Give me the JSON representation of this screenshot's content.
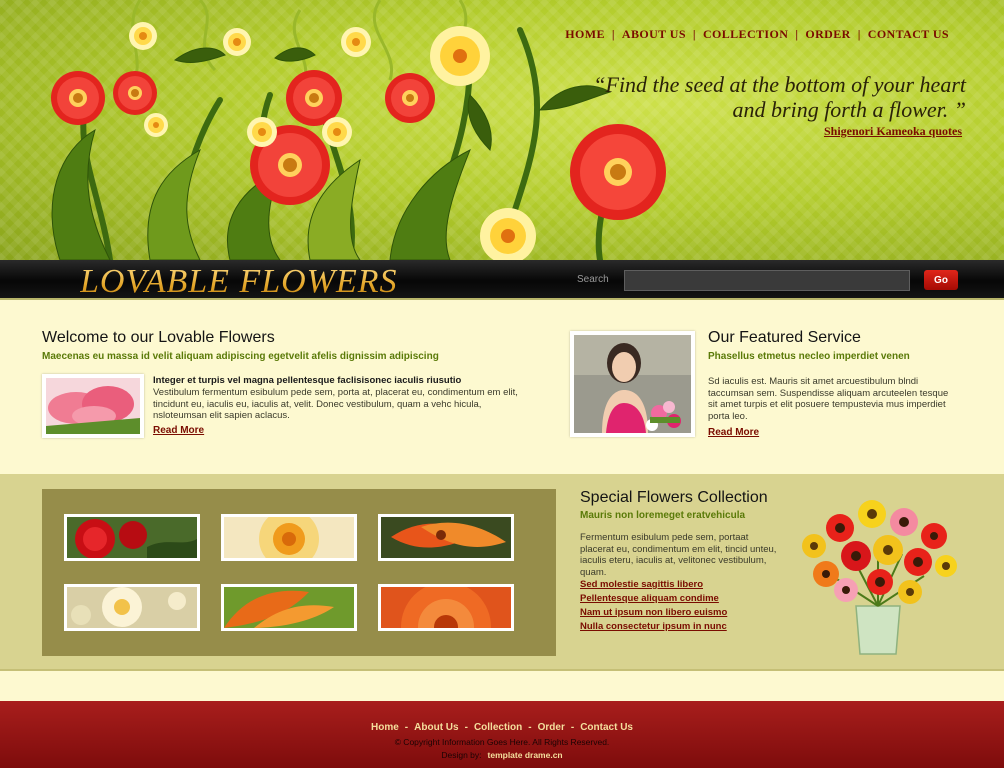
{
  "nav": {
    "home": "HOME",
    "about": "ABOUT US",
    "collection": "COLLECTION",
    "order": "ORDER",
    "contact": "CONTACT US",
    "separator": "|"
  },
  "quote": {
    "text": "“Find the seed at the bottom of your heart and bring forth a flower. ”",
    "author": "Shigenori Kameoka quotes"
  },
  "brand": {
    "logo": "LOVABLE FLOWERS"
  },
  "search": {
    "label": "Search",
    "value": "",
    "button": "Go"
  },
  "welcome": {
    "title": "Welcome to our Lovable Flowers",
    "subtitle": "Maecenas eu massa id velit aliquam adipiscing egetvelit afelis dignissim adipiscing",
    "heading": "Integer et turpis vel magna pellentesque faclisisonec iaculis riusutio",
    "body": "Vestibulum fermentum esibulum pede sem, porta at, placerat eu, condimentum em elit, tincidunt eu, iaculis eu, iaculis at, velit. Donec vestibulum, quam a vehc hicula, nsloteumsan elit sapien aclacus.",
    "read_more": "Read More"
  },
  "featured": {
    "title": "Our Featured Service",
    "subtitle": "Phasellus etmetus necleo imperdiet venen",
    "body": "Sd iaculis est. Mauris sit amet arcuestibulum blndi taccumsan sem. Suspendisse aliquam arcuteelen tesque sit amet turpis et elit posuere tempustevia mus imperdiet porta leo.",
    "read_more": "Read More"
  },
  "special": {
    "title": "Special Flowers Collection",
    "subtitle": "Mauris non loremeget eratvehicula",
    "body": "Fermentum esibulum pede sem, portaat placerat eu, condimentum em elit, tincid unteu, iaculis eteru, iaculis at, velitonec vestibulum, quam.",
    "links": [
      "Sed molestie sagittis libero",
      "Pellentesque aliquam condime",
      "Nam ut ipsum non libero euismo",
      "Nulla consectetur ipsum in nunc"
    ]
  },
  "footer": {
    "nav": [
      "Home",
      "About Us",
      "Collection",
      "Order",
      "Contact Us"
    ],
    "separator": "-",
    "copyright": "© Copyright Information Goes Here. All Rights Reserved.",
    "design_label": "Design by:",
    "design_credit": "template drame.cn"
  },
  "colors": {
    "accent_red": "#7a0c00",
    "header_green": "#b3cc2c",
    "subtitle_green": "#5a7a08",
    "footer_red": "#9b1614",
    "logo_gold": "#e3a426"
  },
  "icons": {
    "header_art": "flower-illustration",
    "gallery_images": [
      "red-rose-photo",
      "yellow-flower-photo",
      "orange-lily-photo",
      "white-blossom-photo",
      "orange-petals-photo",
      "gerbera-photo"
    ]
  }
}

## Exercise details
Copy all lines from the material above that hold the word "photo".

## Written response
      "red-rose-photo",
      "yellow-flower-photo",
      "orange-lily-photo",
      "white-blossom-photo",
      "orange-petals-photo",
      "gerbera-photo"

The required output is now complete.